_Data for this exercise:_
--

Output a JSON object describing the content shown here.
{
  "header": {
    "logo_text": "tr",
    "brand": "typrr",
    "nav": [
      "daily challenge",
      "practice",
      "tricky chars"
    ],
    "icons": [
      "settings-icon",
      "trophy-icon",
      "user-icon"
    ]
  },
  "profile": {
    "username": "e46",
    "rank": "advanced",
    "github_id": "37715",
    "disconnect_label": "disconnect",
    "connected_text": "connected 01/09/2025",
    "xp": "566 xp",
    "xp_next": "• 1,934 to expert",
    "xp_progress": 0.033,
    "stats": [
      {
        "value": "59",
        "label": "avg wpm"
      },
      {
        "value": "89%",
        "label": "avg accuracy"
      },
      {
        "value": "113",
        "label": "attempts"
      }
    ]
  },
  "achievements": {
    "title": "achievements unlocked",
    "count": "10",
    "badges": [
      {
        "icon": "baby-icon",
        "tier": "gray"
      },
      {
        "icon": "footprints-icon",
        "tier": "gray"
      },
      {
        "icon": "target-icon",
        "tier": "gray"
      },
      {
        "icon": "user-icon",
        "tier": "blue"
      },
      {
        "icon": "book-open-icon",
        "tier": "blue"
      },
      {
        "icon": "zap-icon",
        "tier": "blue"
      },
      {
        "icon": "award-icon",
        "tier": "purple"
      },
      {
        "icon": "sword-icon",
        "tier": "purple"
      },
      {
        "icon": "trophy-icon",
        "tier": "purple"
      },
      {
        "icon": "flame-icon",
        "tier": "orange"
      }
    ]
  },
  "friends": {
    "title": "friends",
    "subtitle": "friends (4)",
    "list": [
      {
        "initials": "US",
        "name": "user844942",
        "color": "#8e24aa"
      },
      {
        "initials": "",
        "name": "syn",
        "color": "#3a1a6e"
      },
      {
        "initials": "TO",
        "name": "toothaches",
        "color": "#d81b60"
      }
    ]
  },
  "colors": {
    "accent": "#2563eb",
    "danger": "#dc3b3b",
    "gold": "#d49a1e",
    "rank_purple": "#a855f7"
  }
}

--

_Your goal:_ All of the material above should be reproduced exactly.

_Solution for this task:_
Output a JSON object describing the content shown here.
{
  "header": {
    "logo_text": "tr",
    "brand": "typrr",
    "nav": [
      "daily challenge",
      "practice",
      "tricky chars"
    ],
    "icons": [
      "settings-icon",
      "trophy-icon",
      "user-icon"
    ]
  },
  "profile": {
    "username": "e46",
    "rank": "advanced",
    "github_id": "37715",
    "disconnect_label": "disconnect",
    "connected_text": "connected 01/09/2025",
    "xp": "566 xp",
    "xp_next": "• 1,934 to expert",
    "xp_progress": 0.033,
    "stats": [
      {
        "value": "59",
        "label": "avg wpm"
      },
      {
        "value": "89%",
        "label": "avg accuracy"
      },
      {
        "value": "113",
        "label": "attempts"
      }
    ]
  },
  "achievements": {
    "title": "achievements unlocked",
    "count": "10",
    "badges": [
      {
        "icon": "baby-icon",
        "tier": "gray"
      },
      {
        "icon": "footprints-icon",
        "tier": "gray"
      },
      {
        "icon": "target-icon",
        "tier": "gray"
      },
      {
        "icon": "user-icon",
        "tier": "blue"
      },
      {
        "icon": "book-open-icon",
        "tier": "blue"
      },
      {
        "icon": "zap-icon",
        "tier": "blue"
      },
      {
        "icon": "award-icon",
        "tier": "purple"
      },
      {
        "icon": "sword-icon",
        "tier": "purple"
      },
      {
        "icon": "trophy-icon",
        "tier": "purple"
      },
      {
        "icon": "flame-icon",
        "tier": "orange"
      }
    ]
  },
  "friends": {
    "title": "friends",
    "subtitle": "friends (4)",
    "list": [
      {
        "initials": "US",
        "name": "user844942",
        "color": "#8e24aa"
      },
      {
        "initials": "",
        "name": "syn",
        "color": "#3a1a6e"
      },
      {
        "initials": "TO",
        "name": "toothaches",
        "color": "#d81b60"
      }
    ]
  },
  "colors": {
    "accent": "#2563eb",
    "danger": "#dc3b3b",
    "gold": "#d49a1e",
    "rank_purple": "#a855f7"
  }
}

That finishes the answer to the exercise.